### About this task
If a line in the data below contains the word "Расчет", copy it out.

(Excerpts from an interface dataset)
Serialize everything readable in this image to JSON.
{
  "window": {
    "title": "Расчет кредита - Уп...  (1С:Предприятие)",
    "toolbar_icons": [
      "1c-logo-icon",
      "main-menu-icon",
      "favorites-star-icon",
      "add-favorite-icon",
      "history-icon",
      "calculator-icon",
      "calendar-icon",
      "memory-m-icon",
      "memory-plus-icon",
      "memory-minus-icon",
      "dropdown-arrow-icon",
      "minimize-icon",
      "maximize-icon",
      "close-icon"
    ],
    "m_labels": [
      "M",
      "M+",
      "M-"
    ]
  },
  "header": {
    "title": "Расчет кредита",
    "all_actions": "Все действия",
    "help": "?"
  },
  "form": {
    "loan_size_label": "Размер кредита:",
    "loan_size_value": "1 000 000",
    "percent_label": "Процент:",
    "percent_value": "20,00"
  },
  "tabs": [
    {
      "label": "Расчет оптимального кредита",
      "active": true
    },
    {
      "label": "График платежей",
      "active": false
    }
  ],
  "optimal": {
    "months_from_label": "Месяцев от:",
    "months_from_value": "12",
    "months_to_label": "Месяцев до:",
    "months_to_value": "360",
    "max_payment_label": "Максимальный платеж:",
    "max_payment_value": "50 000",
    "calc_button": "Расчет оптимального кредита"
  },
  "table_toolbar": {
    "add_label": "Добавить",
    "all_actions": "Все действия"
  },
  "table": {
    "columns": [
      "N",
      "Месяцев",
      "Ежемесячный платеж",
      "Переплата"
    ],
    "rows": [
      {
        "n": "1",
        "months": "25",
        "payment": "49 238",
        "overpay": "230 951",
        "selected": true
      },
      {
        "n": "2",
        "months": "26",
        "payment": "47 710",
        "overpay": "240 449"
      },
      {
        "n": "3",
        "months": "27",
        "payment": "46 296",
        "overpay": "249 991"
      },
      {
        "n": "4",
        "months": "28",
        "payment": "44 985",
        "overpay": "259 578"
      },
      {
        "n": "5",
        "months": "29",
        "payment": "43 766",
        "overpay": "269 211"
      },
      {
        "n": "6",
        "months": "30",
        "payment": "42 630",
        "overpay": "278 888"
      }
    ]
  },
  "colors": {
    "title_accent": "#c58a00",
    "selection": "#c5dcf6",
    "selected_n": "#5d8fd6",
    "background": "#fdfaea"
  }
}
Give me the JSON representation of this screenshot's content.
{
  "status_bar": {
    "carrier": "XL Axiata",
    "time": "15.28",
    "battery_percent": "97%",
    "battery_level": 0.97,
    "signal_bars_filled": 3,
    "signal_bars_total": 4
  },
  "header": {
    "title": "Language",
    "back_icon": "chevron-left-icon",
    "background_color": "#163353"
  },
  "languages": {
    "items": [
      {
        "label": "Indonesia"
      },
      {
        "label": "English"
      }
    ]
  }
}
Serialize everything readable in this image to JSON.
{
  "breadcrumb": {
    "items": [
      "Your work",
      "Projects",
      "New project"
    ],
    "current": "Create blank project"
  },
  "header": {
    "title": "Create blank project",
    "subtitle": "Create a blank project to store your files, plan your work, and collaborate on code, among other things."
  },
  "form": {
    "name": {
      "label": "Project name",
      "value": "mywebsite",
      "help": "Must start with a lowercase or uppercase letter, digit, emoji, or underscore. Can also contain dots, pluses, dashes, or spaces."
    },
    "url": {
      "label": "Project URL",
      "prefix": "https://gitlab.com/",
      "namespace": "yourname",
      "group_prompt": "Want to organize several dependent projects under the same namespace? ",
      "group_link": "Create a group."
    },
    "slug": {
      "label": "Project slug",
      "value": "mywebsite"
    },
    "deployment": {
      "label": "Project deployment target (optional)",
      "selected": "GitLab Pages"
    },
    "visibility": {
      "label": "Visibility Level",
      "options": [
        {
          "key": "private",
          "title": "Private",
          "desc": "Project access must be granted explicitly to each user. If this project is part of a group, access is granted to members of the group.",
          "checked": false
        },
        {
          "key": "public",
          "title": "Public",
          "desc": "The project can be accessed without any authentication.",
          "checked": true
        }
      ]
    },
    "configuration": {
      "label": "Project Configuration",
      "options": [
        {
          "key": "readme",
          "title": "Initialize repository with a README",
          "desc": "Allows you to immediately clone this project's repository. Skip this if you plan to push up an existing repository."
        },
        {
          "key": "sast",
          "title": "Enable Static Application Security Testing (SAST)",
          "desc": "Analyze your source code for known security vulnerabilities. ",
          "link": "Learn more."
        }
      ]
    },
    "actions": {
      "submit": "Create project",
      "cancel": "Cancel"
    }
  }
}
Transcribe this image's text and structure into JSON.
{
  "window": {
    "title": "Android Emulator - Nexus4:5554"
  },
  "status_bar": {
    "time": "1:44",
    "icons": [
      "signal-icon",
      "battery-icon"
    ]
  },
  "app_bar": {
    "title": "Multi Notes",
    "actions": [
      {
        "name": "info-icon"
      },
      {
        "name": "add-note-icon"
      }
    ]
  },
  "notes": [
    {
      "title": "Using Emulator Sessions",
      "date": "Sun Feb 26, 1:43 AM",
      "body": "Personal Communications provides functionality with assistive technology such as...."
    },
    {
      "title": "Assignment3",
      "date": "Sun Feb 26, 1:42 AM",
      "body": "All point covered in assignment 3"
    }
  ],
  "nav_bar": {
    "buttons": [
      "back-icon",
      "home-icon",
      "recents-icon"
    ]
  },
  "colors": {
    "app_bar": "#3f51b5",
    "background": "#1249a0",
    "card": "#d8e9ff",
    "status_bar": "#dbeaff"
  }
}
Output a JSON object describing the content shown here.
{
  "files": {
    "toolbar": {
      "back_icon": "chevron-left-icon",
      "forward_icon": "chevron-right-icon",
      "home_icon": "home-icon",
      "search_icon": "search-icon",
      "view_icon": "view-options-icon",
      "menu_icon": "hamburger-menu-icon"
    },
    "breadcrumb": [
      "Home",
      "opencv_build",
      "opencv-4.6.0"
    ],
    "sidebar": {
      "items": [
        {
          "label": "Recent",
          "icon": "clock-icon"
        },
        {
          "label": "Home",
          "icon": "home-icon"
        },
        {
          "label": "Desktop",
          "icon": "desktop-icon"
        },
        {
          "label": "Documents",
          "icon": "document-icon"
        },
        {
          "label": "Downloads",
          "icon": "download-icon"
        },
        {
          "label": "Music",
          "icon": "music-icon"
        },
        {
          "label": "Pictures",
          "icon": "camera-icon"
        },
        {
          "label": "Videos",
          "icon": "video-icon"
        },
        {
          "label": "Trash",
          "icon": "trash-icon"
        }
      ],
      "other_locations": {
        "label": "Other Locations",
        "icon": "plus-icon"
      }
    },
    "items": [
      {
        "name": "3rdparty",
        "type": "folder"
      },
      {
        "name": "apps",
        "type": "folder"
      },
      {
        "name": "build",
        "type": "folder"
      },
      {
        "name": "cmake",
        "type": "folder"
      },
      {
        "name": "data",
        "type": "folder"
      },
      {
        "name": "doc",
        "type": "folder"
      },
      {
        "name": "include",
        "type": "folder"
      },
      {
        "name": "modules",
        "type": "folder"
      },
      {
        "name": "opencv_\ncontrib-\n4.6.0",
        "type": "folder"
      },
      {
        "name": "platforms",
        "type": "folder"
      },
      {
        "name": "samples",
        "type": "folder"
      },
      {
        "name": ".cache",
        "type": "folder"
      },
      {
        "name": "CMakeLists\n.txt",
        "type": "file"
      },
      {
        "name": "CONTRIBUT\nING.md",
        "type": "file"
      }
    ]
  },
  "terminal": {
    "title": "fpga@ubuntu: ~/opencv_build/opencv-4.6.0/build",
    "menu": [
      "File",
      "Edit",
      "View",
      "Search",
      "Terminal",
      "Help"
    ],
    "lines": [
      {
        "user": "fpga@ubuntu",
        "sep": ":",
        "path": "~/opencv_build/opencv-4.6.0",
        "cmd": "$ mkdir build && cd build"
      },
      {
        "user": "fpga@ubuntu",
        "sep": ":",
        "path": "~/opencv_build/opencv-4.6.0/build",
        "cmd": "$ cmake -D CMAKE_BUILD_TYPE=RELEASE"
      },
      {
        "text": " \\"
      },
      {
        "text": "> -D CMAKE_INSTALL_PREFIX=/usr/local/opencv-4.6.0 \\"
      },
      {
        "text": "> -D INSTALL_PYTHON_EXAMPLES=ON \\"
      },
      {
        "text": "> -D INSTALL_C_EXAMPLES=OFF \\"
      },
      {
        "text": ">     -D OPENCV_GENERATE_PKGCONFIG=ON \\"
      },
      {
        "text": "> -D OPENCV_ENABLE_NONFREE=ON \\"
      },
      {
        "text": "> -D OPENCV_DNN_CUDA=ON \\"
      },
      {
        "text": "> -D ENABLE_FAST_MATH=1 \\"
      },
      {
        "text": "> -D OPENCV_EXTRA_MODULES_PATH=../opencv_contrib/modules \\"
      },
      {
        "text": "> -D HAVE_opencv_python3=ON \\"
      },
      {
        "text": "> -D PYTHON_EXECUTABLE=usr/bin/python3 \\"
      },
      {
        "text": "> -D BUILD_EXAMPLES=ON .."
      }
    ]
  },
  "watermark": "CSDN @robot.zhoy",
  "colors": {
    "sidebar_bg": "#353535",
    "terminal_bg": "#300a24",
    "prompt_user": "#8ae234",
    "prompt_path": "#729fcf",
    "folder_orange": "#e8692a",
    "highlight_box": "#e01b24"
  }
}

### Response to the task
    "title": "Расчет кредита - Уп...  (1С:Предприятие)",
    "title": "Расчет кредита",
      "label": "Расчет оптимального кредита",
    "calc_button": "Расчет оптимального кредита"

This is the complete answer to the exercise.